Several of his pieces have been in international art magazines and book covers, theatrical posters and, most recently, on the just-released Sepultura album A-Lex (inspired by the book A Clockwork Orange).

Kuski's amazing creations can be found all over the web, including:

Monday, January 26, 2009

Mia Mäkilä

Mia, born 1979, is an Art Historian, painter, photographer, and mixed media/digital collage artist from Norrköping, in eastern Sweden.

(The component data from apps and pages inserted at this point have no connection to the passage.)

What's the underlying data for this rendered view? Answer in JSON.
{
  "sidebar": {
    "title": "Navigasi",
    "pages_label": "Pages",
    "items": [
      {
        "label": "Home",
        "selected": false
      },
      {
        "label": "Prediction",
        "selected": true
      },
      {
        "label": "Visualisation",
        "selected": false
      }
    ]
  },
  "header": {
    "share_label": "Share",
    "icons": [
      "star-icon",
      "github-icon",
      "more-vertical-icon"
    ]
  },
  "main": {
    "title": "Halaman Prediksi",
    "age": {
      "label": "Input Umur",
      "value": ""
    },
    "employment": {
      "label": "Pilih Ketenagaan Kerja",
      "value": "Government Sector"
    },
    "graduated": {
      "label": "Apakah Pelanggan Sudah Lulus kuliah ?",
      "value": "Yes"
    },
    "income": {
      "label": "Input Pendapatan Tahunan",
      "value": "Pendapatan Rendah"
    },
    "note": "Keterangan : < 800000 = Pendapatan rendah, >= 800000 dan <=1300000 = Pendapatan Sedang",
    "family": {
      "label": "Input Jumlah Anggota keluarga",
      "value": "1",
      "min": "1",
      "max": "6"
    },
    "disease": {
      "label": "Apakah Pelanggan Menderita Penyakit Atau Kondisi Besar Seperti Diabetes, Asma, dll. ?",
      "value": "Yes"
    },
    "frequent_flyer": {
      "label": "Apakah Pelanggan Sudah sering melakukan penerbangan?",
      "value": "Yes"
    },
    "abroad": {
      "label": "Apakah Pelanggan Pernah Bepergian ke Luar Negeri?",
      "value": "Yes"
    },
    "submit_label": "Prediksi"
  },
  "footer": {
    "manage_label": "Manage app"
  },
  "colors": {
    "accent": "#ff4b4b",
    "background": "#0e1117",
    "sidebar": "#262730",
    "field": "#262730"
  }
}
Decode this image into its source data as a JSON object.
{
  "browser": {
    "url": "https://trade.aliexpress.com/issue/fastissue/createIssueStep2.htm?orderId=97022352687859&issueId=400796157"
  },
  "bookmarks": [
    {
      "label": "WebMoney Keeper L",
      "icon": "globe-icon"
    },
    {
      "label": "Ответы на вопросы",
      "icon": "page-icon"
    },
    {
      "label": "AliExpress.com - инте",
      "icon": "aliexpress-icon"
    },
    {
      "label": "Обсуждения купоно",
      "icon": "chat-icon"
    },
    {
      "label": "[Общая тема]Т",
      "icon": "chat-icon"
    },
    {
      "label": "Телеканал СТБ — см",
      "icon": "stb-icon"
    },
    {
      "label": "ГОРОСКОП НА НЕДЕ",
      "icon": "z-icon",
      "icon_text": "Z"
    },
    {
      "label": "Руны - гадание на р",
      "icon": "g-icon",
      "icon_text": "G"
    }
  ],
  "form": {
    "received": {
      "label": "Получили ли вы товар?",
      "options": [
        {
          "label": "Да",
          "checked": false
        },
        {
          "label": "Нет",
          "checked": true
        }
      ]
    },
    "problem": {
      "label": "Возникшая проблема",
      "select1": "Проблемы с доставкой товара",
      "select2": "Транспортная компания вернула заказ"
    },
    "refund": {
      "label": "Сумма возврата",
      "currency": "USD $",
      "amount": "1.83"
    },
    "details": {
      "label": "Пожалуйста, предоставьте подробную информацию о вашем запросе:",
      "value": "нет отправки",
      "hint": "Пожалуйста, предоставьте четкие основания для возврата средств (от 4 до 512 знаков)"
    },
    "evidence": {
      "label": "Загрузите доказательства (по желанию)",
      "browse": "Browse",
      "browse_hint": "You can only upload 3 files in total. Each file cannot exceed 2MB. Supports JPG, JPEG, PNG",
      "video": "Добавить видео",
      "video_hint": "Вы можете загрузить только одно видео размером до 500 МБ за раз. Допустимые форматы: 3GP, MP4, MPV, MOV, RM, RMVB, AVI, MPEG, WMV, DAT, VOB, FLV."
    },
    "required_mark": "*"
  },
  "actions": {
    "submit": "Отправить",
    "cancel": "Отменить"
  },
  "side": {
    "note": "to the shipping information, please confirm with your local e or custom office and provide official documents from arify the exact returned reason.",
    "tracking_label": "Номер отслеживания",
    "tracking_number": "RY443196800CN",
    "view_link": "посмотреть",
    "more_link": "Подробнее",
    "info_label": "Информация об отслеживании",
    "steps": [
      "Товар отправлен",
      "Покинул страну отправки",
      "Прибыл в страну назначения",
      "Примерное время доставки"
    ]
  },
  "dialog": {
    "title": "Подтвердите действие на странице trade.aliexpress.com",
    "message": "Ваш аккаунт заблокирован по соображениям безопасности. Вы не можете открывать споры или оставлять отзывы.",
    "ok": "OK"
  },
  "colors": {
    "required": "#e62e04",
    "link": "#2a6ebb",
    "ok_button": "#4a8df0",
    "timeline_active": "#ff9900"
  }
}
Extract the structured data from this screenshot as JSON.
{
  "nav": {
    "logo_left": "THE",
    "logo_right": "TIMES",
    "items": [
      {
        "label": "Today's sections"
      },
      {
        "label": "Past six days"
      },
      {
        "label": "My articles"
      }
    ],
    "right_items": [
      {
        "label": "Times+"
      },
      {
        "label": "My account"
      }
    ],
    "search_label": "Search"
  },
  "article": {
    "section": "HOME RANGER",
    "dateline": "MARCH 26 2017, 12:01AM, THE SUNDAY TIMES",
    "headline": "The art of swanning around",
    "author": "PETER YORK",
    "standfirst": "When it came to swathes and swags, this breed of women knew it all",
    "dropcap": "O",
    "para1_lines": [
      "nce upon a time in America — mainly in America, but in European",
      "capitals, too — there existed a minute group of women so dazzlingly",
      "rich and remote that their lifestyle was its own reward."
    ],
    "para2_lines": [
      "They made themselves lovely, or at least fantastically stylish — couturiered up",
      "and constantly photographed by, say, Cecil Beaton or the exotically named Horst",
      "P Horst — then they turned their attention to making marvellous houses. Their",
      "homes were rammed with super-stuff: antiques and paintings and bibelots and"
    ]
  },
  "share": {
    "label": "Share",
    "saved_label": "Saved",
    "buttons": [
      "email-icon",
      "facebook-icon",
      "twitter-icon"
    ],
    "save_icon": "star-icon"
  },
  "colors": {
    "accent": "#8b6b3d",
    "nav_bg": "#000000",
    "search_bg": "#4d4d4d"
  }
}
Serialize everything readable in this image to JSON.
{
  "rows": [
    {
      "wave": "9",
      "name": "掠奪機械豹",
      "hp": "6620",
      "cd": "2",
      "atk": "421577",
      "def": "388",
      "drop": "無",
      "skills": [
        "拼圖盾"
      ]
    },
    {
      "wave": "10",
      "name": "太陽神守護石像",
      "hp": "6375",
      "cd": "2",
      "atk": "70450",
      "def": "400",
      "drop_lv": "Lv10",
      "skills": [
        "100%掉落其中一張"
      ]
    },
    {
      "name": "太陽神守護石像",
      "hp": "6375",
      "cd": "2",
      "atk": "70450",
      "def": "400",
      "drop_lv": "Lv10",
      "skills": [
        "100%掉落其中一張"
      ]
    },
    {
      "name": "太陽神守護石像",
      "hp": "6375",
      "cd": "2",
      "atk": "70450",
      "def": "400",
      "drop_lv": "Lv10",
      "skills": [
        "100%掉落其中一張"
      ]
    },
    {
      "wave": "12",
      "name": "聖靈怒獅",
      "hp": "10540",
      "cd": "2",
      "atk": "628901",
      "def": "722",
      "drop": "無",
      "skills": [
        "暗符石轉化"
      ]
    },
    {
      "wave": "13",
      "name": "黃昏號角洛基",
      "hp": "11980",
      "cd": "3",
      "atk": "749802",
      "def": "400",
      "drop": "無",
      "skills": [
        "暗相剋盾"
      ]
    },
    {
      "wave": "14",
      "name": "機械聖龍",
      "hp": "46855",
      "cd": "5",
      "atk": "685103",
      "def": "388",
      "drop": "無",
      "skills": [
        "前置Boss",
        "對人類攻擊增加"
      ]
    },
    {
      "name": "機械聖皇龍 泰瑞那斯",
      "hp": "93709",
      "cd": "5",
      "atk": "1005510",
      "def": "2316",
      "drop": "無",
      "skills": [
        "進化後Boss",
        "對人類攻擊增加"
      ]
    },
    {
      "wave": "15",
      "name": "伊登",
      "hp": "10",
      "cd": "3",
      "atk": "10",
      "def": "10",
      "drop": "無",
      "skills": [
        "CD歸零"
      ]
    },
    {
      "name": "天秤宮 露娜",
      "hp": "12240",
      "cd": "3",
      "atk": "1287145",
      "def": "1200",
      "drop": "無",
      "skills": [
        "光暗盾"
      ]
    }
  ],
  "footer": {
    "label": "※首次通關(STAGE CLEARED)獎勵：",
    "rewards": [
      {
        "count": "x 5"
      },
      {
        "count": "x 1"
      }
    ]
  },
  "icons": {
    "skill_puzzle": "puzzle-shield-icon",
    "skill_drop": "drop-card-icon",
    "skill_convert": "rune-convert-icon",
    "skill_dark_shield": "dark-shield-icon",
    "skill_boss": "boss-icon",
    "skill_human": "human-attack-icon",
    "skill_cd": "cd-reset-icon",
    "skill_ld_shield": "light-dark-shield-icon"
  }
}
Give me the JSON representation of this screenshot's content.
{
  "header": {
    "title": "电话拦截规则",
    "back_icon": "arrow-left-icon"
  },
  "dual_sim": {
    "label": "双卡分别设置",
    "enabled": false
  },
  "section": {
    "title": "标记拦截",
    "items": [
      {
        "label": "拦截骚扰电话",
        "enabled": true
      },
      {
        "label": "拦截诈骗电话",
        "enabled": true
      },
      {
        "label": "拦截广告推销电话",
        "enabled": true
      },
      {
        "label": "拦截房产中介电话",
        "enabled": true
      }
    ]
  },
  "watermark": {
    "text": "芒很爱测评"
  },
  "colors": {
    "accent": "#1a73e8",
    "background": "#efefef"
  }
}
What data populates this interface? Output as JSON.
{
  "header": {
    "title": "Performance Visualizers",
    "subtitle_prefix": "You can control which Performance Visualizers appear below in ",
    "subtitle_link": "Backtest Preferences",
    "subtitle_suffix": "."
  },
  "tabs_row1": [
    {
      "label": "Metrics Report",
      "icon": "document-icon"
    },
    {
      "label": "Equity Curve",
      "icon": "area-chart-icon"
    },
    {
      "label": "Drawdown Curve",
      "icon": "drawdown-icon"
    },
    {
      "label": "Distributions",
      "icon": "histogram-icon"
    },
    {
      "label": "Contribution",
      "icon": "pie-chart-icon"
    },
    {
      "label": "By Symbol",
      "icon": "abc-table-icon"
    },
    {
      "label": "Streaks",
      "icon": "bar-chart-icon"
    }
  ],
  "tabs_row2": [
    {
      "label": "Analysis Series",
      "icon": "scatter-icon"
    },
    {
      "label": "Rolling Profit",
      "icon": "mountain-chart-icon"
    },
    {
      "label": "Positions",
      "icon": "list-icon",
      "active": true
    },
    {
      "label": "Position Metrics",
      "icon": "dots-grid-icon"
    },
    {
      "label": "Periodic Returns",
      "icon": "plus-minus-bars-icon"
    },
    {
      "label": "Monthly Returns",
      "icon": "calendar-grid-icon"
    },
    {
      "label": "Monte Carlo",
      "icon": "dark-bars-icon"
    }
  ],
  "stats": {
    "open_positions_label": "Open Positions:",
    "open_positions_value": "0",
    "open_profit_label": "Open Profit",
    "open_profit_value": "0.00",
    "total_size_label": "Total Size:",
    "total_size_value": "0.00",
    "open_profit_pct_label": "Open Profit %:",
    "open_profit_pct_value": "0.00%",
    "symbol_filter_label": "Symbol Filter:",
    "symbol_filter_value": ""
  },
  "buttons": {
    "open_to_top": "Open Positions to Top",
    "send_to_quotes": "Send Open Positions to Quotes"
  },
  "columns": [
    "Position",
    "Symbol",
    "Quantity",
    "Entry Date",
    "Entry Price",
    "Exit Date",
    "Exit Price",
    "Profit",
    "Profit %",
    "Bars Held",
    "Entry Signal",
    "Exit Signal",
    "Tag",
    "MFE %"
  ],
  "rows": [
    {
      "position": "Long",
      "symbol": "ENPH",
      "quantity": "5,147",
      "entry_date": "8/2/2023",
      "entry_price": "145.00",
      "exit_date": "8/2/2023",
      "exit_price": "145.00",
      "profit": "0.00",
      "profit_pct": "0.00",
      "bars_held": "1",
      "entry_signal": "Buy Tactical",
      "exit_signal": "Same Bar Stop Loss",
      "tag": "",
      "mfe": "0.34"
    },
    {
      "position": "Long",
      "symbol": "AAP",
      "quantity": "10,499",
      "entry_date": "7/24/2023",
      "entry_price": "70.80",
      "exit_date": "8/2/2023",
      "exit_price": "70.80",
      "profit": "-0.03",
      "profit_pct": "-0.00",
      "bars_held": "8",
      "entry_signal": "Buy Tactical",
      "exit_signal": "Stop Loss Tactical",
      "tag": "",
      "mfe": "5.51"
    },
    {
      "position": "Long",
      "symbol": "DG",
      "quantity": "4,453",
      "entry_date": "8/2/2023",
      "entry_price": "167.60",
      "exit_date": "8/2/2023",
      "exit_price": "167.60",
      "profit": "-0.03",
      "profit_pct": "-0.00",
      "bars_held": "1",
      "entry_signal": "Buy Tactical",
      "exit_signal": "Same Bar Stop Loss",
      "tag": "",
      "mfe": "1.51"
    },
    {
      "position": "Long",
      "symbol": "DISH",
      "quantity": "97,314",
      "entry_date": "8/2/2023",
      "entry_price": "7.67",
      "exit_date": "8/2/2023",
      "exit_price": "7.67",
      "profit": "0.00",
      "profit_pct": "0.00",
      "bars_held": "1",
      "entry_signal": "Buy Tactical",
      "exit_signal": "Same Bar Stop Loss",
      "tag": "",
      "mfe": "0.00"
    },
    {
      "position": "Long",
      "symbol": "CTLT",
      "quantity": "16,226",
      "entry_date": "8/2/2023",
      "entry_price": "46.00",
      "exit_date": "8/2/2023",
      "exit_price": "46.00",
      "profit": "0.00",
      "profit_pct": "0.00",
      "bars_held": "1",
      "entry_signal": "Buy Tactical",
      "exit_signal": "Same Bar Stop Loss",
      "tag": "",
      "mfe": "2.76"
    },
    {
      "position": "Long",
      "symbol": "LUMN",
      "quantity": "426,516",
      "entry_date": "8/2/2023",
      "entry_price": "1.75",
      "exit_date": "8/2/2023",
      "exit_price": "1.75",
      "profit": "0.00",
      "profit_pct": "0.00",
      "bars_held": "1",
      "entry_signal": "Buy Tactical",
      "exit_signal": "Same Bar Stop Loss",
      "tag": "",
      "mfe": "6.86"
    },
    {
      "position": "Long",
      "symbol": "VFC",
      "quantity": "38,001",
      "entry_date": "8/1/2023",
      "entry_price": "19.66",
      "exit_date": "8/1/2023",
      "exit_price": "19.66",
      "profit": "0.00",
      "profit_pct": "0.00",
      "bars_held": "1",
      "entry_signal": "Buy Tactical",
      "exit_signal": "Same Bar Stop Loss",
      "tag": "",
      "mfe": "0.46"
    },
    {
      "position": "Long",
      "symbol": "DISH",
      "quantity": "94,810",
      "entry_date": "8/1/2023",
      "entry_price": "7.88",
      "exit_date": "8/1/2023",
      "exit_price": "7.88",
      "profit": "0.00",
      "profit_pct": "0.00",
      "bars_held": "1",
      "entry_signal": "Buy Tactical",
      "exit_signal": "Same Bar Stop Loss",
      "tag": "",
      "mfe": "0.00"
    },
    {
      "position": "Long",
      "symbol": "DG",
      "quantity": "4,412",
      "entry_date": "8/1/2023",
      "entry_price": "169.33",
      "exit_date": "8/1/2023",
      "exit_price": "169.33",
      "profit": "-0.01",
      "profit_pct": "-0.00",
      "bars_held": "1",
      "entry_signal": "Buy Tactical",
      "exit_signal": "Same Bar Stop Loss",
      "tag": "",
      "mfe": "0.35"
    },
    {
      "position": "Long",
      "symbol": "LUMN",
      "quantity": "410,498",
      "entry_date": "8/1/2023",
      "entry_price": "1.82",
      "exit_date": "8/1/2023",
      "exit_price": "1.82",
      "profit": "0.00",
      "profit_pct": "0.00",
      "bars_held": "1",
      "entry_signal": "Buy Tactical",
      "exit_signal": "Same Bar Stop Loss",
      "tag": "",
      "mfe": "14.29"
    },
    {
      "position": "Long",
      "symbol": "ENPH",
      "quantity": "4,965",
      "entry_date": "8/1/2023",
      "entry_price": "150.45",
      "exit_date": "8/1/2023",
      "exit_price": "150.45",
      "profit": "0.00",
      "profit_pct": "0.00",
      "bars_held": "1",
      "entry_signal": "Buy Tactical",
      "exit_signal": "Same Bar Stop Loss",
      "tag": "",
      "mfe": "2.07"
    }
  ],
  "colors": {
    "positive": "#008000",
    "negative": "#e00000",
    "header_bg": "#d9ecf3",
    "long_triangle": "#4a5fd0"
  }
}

She describes her work as
horror pop surrealism or dark lowbrow. When asked to describe herself, she is fond of responding:
"Picture Pippi Longstocking and Swedish movie director Ingmar Bergman having a love child. That's me."
She is a self taught artist in a constant state of learning, and trying new things. Her work is heavily inspired by film directors such as David Lynch, Ingmar Bergman, Alfred Hitchcock, Roy Andersson, Terry Gilliam and Tim Burton; as well as artists like Hieronymus Bosch, Pieter Bruegel, Francisco Goya, Jean-Michel Basquiat, Mark Ryden, Marion Peck, and the masters of Disney Studio's in the 1930's-40's. She also collaborates with Gus Fink (the Creeplings Project).

Specific psychological aspects of her personality heavily influence her art: a passionate loner that dislikes traveling, is decidedly neurotic, scared of numerous things, and extremely afraid to die--not to mention living in a haunted house.

Beyond this, Mäkilä defines her genre as a kind of new Victorianism that is darkly erotic, grotesque, yet beautiful, and a fan of black humor.
Her view of artists are as magicians, not moneymakers, and she abhors dishonest, deceitful people.

The goals she strives for through her work is to exorcise the personal demons of grief, sadness, pain, anger, rage, hurt, confusion, shame, and desire.
Most of her work consists of acrylics, vintage photographs, paper cut outs, and charcoal, along with a few secret techniques.

Mia's website can be found
here, and her blog is here.